Step 2. Check his computer and his cell phone
As part of your search, be sure to take a quick look at any electronic device it uses. Check your tablet, computer or cell phone.
- Pay attention to any social media apps that you are not allowed to use in addition to messaging apps. Your child may communicate with other people who pretend to be teenagers, but are actually child predators.
- Be very cautious if your child has a lot of password-protected apps. Also, if they flatly refuse to provide you with their passwords, this could be a sign that they are hiding something on their cell phone or computer. You may have to install monitoring apps on these devices to be more attentive to the things it does.
- Today, there are many applications designed to hide photos, videos, messages, and other applications that your child may not want you to see. Some of the best known applications are Vaulty and Hide It Pro. Try to be updated with the new applications and find out if your child has installed them on his cell phone.

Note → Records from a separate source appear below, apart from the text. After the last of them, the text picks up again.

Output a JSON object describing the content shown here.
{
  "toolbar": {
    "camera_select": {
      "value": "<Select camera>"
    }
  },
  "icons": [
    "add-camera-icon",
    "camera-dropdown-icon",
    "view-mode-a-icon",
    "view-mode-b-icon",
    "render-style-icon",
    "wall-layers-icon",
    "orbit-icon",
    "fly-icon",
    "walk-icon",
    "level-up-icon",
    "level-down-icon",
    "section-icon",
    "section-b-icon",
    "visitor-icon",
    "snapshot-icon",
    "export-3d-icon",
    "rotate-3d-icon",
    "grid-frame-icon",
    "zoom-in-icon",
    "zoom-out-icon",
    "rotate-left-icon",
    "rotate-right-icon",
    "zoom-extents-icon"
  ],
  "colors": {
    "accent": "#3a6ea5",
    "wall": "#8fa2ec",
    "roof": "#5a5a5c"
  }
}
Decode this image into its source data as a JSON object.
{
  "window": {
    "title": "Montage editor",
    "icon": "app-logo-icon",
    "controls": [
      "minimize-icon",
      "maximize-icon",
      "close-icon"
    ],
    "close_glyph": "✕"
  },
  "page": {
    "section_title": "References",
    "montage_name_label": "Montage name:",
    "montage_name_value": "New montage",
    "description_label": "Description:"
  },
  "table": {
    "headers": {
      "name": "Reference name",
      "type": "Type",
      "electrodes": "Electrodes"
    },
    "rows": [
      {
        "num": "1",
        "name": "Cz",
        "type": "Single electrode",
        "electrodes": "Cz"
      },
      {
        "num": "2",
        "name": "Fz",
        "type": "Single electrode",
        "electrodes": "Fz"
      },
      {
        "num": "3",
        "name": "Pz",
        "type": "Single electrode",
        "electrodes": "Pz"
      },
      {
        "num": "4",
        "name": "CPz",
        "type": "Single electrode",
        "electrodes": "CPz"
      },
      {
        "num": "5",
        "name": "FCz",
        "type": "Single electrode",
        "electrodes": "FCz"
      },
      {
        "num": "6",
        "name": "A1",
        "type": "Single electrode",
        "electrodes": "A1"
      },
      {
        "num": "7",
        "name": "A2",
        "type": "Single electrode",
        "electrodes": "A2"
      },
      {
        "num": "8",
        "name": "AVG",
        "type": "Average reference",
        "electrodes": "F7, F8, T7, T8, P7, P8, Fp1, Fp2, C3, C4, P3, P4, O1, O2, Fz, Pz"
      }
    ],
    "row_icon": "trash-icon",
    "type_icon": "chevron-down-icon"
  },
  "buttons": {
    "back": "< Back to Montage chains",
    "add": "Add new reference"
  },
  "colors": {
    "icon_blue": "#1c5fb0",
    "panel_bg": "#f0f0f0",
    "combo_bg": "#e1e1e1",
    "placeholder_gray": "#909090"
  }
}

Method 4 of 4: Have a Productive Conversation
Step 1. Be direct and explain the need to check his room
Tell him what the reasons were for searching through his things and be direct if you have found questionable evidence. Don't try to trick him by asking if he has done something wrong, as he is probably lying to protect himself. If you have found disturbing evidence, show them directly and ask them to clarify things for you.
- For example, you can say "You have been very reserved lately and have been going to bed very late. I have searched your room because I want to make sure that you are not doing something that could harm you or others. While searching, I have found this … Can you explain to me why you have this? "
- This direct and honest method will allow you to understand that what is happening is the result of your own actions.
Step 2. Look at the indicators of a possible lie
If you suspect that your child is lying, explain that this behavior is unacceptable, and clarify what the consequences are (that is, the loss of certain privileges). To know if he is lying, pay attention to the following indicators:
- Do you notice an expression of surprise (raised eyebrows, open mouth and horizontal wrinkles on the forehead) when approaching a certain topic or asking certain questions?
- Do you have a fearful expression (tightly open mouth, close-knit brows, raised upper eyelids and tense lower eyelids, etc.) when approaching a certain topic or asking certain questions?
- Are you relieved when you change the subject?
- Does he answer your questions as if he had previously rehearsed them?
- Are your answers evasive?
- Are you formulating answers that are too detailed to fill in the gaps?
- Do you have a discrepancy between what you say you feel and your facial expressions and body language?
Step 3. Avoid criticizing or reprimanding him
On some occasions, your child may mention details about himself or his friends without meaning to be alarming to you. Tell him immediately why what he said is wrong. Unless your child tells you things that could threaten his physical integrity, avoid scolding him. Instead, listen carefully to it.
Step 4. Learn as much as possible while talking to you
Then, if you need to pick up on a topic he brought up, ask a nonjudgmental question to better understand it, rather than scolding him.
- For example, you can say, "You said that Marcos might be using drugs. What do you think about it?"
- Asking him a question will help you get to know his perspective without unnecessarily scolding him, as this will only make him shut down and not want to talk to you. In addition, your child will have the possibility to demonstrate that he is a person capable of making responsible decisions or being able to detect dangerous situations.
- If your child is innocent and finds out that you have rummaged through his things, you may break his trust for good. Make sure you have solid evidence before charging him or conducting a search.
- If he confronts you, don't make excuses. Just admit that you've checked his stuff. After all, you are trying to teach no hide things, right?